  2. Turner, John D., 2014. "Financial history and financial economics," QUCEH Working Paper Series 14-03, Queen's University Centre for Economic History, Queen's University Belfast.

Lists

This item is not listed on Wikipedia, on a reading list or among the top items on IDEAS.

Statistics

Access and download statistics

Corrections

When requesting a correction, please mention this item's handle: RePEc:eee:exehis:v:49:y:2012:i:4:p:461-481. See general information about how to correct material in RePEc.

For technical questions regarding this item, or to correct its authors, title, abstract, bibliographic or download information, contact: (Zhang, Lei).

If you have authored this item and are not yet registered with RePEc, we encourage you to do it here.

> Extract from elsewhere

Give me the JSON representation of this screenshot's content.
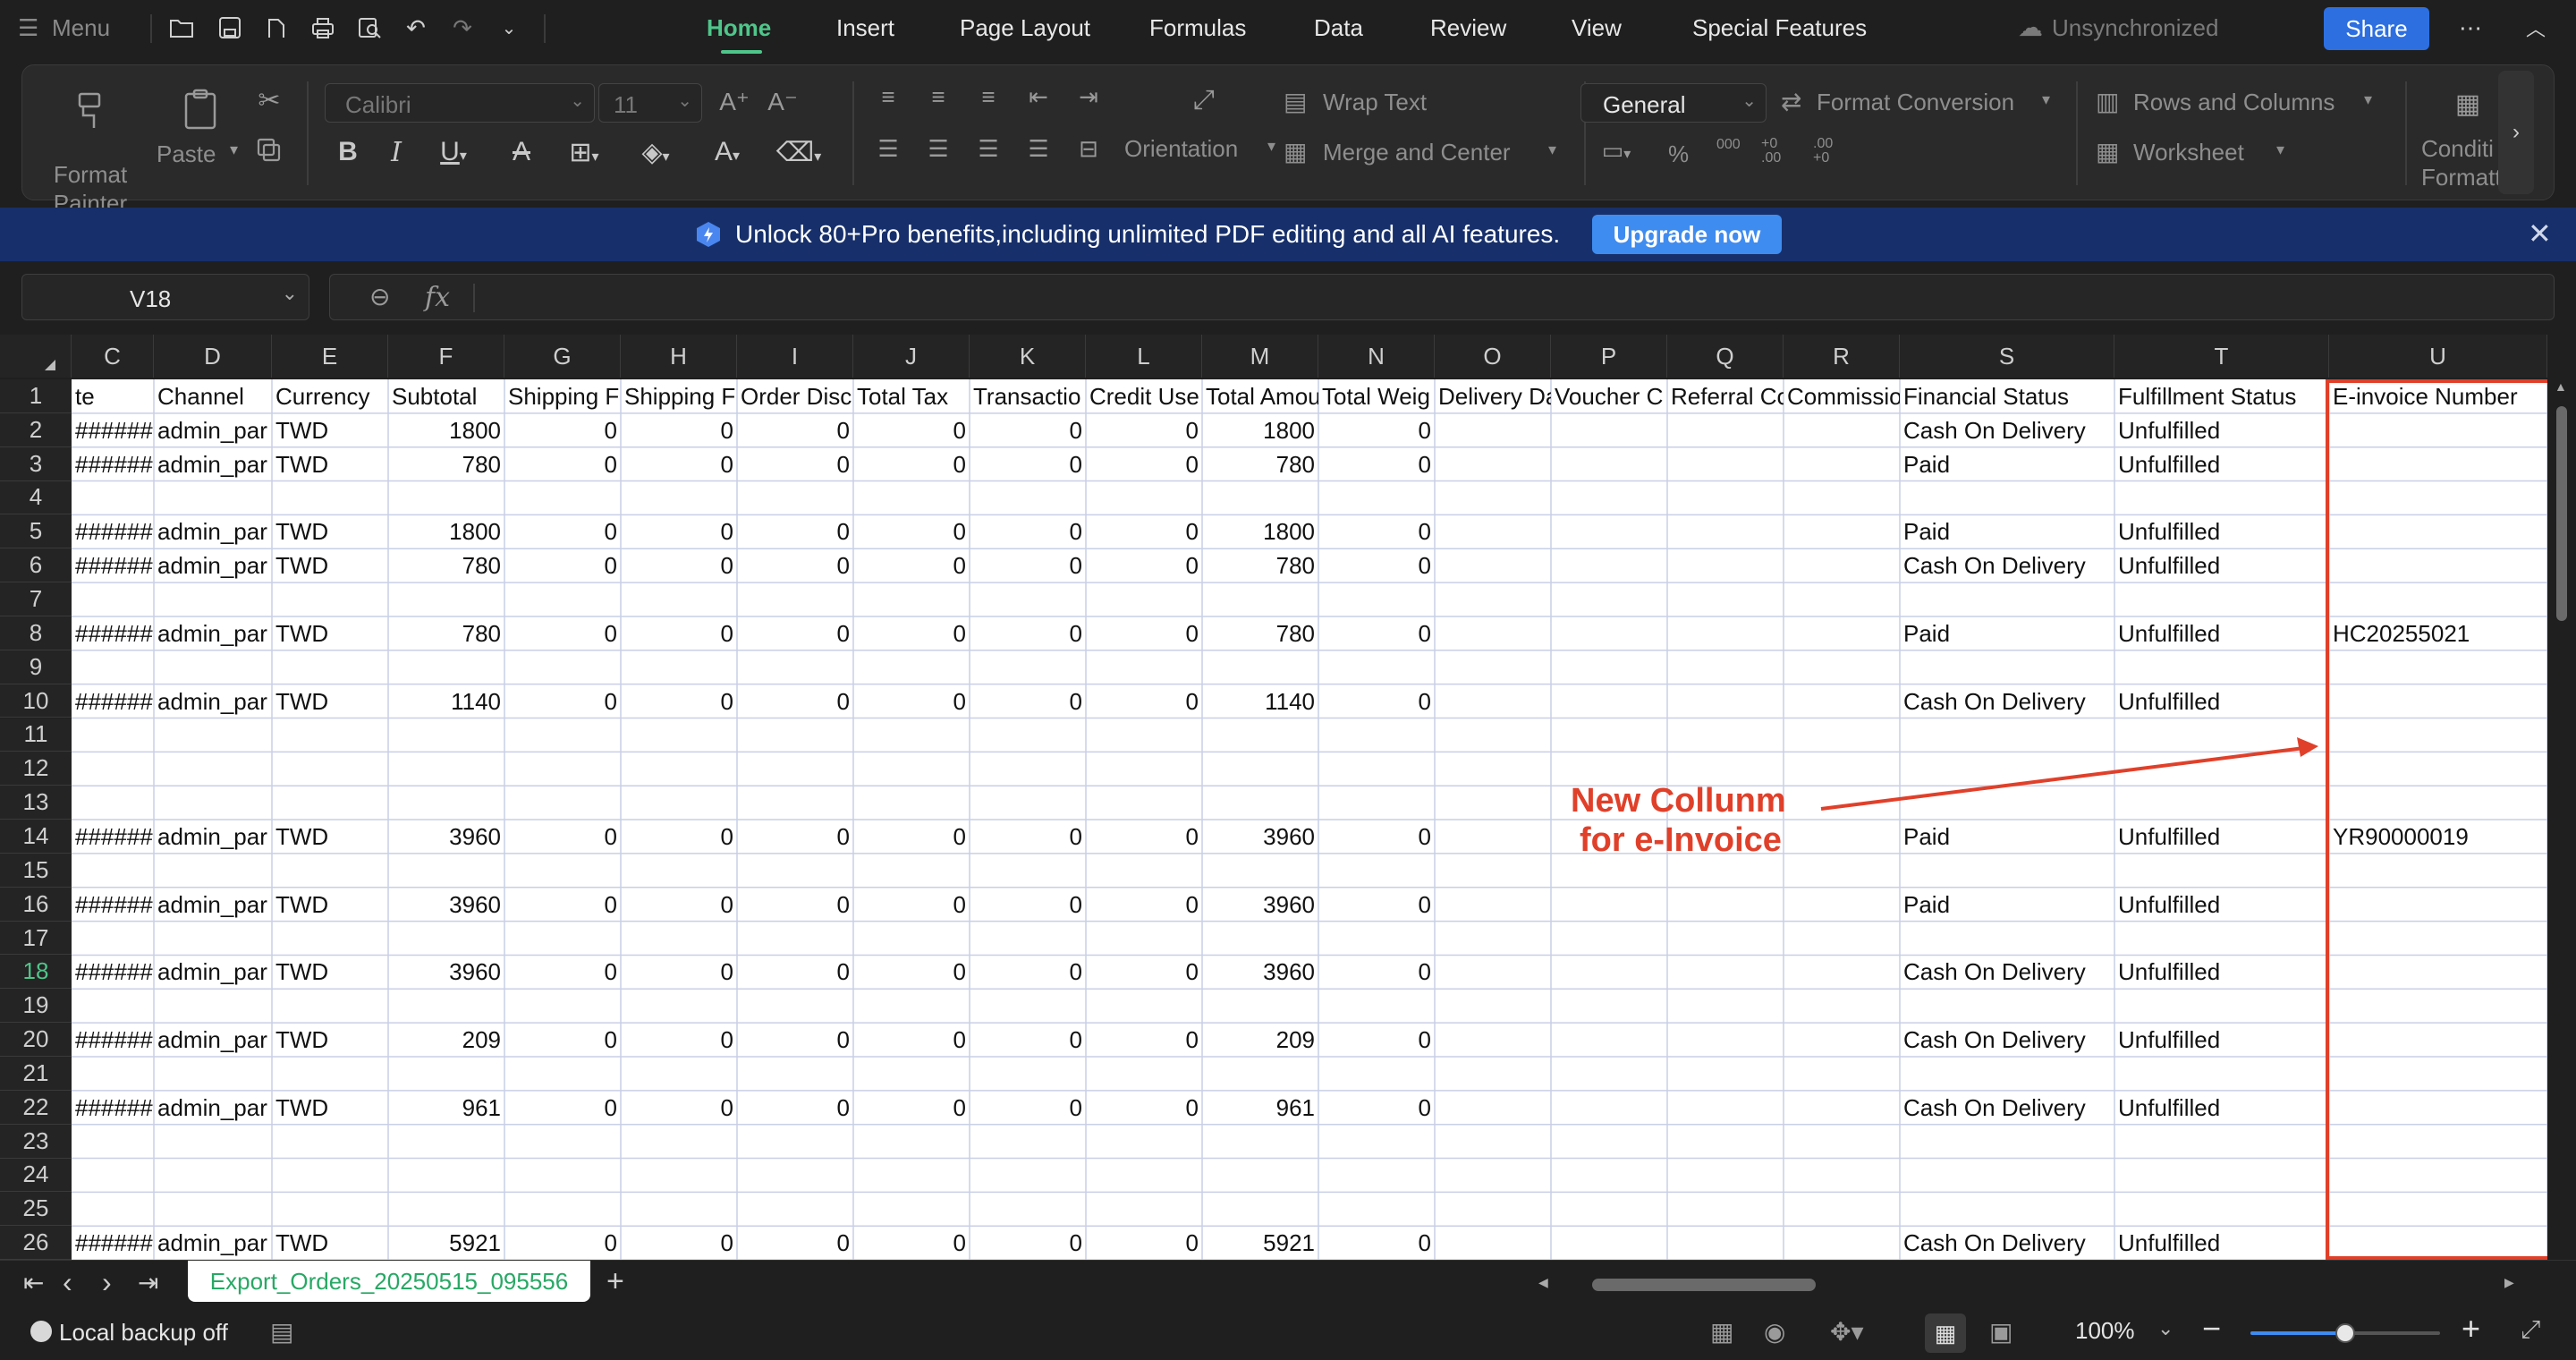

This allows to link your profile to this item. It also allows you to accept potential citations to this item that we are uncertain about.

If references are entirely missing, you can add them using this form.

If the full references list an item that is present in RePEc, but the system did not link to it, you can help with this form.

If you know of missing items citing this one, you can help us creating those links by adding the relevant references in the same way as above, for each refering item. If you are a registered author of this item, you may also want to check the "citations" tab in your profile, as there may be some citations waiting for confirmation.

Please note that corrections may take a couple of weeks to filter through the various RePEc services.